▶ [Work request]:
Give back every record precisely.

Data excerpts

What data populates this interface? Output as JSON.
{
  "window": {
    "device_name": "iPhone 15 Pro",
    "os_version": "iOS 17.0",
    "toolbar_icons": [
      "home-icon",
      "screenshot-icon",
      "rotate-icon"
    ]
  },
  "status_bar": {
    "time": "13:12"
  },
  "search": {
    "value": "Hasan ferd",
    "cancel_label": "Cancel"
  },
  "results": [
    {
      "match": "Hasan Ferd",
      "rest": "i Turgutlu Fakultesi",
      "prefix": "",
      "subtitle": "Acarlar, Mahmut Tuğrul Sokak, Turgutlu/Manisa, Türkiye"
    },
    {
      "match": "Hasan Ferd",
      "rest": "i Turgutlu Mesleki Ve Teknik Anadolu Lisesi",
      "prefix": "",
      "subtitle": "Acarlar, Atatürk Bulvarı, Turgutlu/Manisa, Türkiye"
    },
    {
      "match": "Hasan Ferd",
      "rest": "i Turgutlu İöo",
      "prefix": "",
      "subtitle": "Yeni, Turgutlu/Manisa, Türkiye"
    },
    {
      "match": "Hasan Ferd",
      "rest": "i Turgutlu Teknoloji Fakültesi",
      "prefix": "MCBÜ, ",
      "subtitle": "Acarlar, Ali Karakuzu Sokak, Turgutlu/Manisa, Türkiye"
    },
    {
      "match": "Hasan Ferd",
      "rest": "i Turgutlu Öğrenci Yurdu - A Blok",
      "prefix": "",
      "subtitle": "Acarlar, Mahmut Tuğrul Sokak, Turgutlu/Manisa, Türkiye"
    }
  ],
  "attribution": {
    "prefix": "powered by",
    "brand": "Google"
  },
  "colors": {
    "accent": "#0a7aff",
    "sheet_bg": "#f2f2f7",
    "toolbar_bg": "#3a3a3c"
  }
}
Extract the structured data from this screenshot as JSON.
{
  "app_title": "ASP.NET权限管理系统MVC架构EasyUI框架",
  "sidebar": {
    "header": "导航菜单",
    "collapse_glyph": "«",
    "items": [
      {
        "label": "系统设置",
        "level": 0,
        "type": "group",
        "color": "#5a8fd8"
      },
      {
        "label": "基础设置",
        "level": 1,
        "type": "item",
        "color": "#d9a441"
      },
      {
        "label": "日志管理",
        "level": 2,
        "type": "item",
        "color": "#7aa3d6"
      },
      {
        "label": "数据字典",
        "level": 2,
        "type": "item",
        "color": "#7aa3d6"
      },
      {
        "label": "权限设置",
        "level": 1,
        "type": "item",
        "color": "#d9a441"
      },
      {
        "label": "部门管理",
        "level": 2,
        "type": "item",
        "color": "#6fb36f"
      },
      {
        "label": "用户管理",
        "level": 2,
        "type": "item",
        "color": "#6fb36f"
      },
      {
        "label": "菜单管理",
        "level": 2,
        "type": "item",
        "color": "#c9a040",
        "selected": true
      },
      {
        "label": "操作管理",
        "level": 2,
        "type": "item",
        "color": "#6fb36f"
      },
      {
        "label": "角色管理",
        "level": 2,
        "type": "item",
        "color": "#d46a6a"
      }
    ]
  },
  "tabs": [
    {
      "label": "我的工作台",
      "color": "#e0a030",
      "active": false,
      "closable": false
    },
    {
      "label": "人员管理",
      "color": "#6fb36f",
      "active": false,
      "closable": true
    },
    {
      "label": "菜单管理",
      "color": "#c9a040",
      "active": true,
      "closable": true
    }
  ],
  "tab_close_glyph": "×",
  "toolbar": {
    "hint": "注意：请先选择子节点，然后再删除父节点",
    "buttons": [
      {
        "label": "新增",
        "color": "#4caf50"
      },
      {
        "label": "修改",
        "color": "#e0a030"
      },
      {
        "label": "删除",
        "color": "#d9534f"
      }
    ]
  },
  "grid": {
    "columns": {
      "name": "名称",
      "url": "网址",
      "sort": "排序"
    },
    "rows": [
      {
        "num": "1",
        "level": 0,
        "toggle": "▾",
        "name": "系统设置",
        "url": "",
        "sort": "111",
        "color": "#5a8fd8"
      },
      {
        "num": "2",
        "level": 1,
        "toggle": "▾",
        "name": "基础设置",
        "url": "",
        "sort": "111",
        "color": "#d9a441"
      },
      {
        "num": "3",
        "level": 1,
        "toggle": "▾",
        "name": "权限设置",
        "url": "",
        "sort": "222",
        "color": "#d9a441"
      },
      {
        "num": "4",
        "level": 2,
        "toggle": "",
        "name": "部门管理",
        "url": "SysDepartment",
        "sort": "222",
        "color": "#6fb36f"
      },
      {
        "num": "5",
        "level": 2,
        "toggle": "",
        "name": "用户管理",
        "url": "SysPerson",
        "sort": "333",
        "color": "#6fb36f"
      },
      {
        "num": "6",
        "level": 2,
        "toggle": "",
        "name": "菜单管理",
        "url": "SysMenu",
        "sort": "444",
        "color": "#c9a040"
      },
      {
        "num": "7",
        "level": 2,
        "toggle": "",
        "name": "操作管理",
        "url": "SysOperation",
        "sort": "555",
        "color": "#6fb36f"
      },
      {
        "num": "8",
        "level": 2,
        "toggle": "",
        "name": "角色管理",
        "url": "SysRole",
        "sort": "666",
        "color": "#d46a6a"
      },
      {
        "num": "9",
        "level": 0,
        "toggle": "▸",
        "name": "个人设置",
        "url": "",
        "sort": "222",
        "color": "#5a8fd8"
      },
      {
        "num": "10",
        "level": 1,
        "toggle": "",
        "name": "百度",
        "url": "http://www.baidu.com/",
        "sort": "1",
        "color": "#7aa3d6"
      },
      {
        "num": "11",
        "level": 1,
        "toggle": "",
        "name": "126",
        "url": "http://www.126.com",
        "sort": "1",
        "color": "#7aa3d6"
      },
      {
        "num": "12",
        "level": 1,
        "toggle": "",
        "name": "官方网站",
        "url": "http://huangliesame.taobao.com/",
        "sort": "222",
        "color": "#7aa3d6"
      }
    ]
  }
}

▶ [Result for this exercise]:
What data populates this interface? Output as JSON.
{
  "window": {
    "device_name": "iPhone 15 Pro",
    "os_version": "iOS 17.0",
    "toolbar_icons": [
      "home-icon",
      "screenshot-icon",
      "rotate-icon"
    ]
  },
  "status_bar": {
    "time": "13:12"
  },
  "search": {
    "value": "Hasan ferd",
    "cancel_label": "Cancel"
  },
  "results": [
    {
      "match": "Hasan Ferd",
      "rest": "i Turgutlu Fakultesi",
      "prefix": "",
      "subtitle": "Acarlar, Mahmut Tuğrul Sokak, Turgutlu/Manisa, Türkiye"
    },
    {
      "match": "Hasan Ferd",
      "rest": "i Turgutlu Mesleki Ve Teknik Anadolu Lisesi",
      "prefix": "",
      "subtitle": "Acarlar, Atatürk Bulvarı, Turgutlu/Manisa, Türkiye"
    },
    {
      "match": "Hasan Ferd",
      "rest": "i Turgutlu İöo",
      "prefix": "",
      "subtitle": "Yeni, Turgutlu/Manisa, Türkiye"
    },
    {
      "match": "Hasan Ferd",
      "rest": "i Turgutlu Teknoloji Fakültesi",
      "prefix": "MCBÜ, ",
      "subtitle": "Acarlar, Ali Karakuzu Sokak, Turgutlu/Manisa, Türkiye"
    },
    {
      "match": "Hasan Ferd",
      "rest": "i Turgutlu Öğrenci Yurdu - A Blok",
      "prefix": "",
      "subtitle": "Acarlar, Mahmut Tuğrul Sokak, Turgutlu/Manisa, Türkiye"
    }
  ],
  "attribution": {
    "prefix": "powered by",
    "brand": "Google"
  },
  "colors": {
    "accent": "#0a7aff",
    "sheet_bg": "#f2f2f7",
    "toolbar_bg": "#3a3a3c"
  }
}
Extract the structured data from this screenshot as JSON.
{
  "app_title": "ASP.NET权限管理系统MVC架构EasyUI框架",
  "sidebar": {
    "header": "导航菜单",
    "collapse_glyph": "«",
    "items": [
      {
        "label": "系统设置",
        "level": 0,
        "type": "group",
        "color": "#5a8fd8"
      },
      {
        "label": "基础设置",
        "level": 1,
        "type": "item",
        "color": "#d9a441"
      },
      {
        "label": "日志管理",
        "level": 2,
        "type": "item",
        "color": "#7aa3d6"
      },
      {
        "label": "数据字典",
        "level": 2,
        "type": "item",
        "color": "#7aa3d6"
      },
      {
        "label": "权限设置",
        "level": 1,
        "type": "item",
        "color": "#d9a441"
      },
      {
        "label": "部门管理",
        "level": 2,
        "type": "item",
        "color": "#6fb36f"
      },
      {
        "label": "用户管理",
        "level": 2,
        "type": "item",
        "color": "#6fb36f"
      },
      {
        "label": "菜单管理",
        "level": 2,
        "type": "item",
        "color": "#c9a040",
        "selected": true
      },
      {
        "label": "操作管理",
        "level": 2,
        "type": "item",
        "color": "#6fb36f"
      },
      {
        "label": "角色管理",
        "level": 2,
        "type": "item",
        "color": "#d46a6a"
      }
    ]
  },
  "tabs": [
    {
      "label": "我的工作台",
      "color": "#e0a030",
      "active": false,
      "closable": false
    },
    {
      "label": "人员管理",
      "color": "#6fb36f",
      "active": false,
      "closable": true
    },
    {
      "label": "菜单管理",
      "color": "#c9a040",
      "active": true,
      "closable": true
    }
  ],
  "tab_close_glyph": "×",
  "toolbar": {
    "hint": "注意：请先选择子节点，然后再删除父节点",
    "buttons": [
      {
        "label": "新增",
        "color": "#4caf50"
      },
      {
        "label": "修改",
        "color": "#e0a030"
      },
      {
        "label": "删除",
        "color": "#d9534f"
      }
    ]
  },
  "grid": {
    "columns": {
      "name": "名称",
      "url": "网址",
      "sort": "排序"
    },
    "rows": [
      {
        "num": "1",
        "level": 0,
        "toggle": "▾",
        "name": "系统设置",
        "url": "",
        "sort": "111",
        "color": "#5a8fd8"
      },
      {
        "num": "2",
        "level": 1,
        "toggle": "▾",
        "name": "基础设置",
        "url": "",
        "sort": "111",
        "color": "#d9a441"
      },
      {
        "num": "3",
        "level": 1,
        "toggle": "▾",
        "name": "权限设置",
        "url": "",
        "sort": "222",
        "color": "#d9a441"
      },
      {
        "num": "4",
        "level": 2,
        "toggle": "",
        "name": "部门管理",
        "url": "SysDepartment",
        "sort": "222",
        "color": "#6fb36f"
      },
      {
        "num": "5",
        "level": 2,
        "toggle": "",
        "name": "用户管理",
        "url": "SysPerson",
        "sort": "333",
        "color": "#6fb36f"
      },
      {
        "num": "6",
        "level": 2,
        "toggle": "",
        "name": "菜单管理",
        "url": "SysMenu",
        "sort": "444",
        "color": "#c9a040"
      },
      {
        "num": "7",
        "level": 2,
        "toggle": "",
        "name": "操作管理",
        "url": "SysOperation",
        "sort": "555",
        "color": "#6fb36f"
      },
      {
        "num": "8",
        "level": 2,
        "toggle": "",
        "name": "角色管理",
        "url": "SysRole",
        "sort": "666",
        "color": "#d46a6a"
      },
      {
        "num": "9",
        "level": 0,
        "toggle": "▸",
        "name": "个人设置",
        "url": "",
        "sort": "222",
        "color": "#5a8fd8"
      },
      {
        "num": "10",
        "level": 1,
        "toggle": "",
        "name": "百度",
        "url": "http://www.baidu.com/",
        "sort": "1",
        "color": "#7aa3d6"
      },
      {
        "num": "11",
        "level": 1,
        "toggle": "",
        "name": "126",
        "url": "http://www.126.com",
        "sort": "1",
        "color": "#7aa3d6"
      },
      {
        "num": "12",
        "level": 1,
        "toggle": "",
        "name": "官方网站",
        "url": "http://huangliesame.taobao.com/",
        "sort": "222",
        "color": "#7aa3d6"
      }
    ]
  }
}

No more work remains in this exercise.